┌──
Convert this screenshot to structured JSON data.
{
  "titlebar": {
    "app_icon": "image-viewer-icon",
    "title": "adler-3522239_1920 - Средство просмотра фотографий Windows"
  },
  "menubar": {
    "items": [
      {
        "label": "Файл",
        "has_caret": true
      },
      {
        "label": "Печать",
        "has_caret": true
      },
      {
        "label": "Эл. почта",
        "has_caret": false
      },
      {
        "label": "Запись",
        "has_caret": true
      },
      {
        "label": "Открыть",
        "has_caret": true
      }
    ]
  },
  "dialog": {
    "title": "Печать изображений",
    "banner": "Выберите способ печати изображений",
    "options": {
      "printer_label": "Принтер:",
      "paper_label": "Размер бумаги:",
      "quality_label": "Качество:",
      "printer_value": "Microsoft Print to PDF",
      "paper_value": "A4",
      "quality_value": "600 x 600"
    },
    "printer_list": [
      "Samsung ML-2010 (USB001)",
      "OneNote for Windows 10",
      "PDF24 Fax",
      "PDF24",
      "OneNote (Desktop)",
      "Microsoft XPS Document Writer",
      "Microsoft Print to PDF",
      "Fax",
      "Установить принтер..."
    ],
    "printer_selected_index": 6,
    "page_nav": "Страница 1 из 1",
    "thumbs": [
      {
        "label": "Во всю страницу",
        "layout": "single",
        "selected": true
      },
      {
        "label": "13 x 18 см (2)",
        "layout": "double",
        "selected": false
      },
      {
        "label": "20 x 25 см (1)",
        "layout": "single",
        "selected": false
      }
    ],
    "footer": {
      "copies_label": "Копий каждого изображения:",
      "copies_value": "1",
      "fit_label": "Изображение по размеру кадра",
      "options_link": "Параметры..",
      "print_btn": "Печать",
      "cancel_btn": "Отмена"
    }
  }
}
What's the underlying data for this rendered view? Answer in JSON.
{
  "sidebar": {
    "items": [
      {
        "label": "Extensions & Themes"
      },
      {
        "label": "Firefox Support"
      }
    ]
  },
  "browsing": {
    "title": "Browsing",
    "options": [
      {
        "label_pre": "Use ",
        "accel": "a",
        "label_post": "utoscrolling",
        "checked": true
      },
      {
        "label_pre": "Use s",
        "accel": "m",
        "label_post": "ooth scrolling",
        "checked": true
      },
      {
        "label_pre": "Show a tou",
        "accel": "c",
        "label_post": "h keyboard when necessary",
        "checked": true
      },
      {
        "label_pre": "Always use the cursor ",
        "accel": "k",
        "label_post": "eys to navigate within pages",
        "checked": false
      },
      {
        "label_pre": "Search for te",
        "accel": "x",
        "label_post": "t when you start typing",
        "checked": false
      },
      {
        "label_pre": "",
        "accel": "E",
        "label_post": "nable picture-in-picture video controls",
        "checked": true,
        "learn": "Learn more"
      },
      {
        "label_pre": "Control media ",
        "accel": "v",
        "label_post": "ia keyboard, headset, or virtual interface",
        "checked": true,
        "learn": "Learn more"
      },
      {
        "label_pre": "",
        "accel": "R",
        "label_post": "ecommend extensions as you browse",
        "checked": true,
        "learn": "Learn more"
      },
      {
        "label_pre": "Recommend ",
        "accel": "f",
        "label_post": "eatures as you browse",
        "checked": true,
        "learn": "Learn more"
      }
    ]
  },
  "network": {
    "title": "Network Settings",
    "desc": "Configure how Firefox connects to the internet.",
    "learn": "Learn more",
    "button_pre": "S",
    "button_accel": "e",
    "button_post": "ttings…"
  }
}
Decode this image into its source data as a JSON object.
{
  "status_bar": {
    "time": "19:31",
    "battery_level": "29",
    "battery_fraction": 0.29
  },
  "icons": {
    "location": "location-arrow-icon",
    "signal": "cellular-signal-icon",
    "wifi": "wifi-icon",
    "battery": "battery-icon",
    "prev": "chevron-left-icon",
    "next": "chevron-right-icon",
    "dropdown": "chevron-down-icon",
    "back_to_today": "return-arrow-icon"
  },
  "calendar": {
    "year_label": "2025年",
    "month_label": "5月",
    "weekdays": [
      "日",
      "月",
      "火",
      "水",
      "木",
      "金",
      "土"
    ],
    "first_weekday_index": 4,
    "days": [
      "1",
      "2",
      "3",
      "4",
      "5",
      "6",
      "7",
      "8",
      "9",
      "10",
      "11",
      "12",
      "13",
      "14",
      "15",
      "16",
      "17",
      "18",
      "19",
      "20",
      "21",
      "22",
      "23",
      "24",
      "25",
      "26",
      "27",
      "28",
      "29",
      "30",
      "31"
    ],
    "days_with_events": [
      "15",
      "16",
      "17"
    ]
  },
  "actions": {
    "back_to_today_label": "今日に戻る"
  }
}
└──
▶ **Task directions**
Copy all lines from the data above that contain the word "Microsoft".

▶ **Output of the exercise**
      "printer_value": "Microsoft Print to PDF",
      "Microsoft XPS Document Writer",
      "Microsoft Print to PDF",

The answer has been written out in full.